# TASK INSTRUCTIONS
Among the entries that follow, some lines contain the word "label". Show all of them.

# SUPPLIED RECORDS
- - - - -

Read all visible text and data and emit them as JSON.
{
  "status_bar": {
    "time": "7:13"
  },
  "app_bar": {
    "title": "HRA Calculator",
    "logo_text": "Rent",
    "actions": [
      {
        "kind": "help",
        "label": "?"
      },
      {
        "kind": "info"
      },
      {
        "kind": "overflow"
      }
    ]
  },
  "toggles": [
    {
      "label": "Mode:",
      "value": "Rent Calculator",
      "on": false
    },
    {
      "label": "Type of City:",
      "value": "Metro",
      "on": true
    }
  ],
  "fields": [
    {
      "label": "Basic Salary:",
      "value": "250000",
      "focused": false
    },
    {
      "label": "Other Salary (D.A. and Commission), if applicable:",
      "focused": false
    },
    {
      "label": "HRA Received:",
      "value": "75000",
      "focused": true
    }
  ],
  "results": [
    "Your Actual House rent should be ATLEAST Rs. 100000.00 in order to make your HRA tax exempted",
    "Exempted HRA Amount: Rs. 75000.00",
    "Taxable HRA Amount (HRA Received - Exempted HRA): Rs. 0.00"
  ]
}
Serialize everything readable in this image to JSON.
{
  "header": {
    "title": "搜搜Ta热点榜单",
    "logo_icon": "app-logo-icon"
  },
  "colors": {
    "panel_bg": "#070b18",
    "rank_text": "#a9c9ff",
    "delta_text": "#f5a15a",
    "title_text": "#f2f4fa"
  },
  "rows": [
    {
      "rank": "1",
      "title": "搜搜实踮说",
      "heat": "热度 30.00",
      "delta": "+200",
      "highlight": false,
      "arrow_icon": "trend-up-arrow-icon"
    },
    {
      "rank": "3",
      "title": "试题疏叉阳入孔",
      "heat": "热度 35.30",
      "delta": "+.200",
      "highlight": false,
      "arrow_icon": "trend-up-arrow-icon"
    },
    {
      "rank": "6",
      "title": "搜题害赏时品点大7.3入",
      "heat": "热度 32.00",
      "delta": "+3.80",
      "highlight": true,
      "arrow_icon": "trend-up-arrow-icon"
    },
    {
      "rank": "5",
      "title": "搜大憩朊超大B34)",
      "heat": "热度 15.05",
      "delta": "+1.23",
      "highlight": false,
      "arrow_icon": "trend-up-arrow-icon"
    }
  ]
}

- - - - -

# WORKED SOLUTION
        "label": "?"
      "label": "Mode:",
      "label": "Type of City:",
      "label": "Basic Salary:",
      "label": "Other Salary (D.A. and Commission), if applicable:",
      "label": "HRA Received:",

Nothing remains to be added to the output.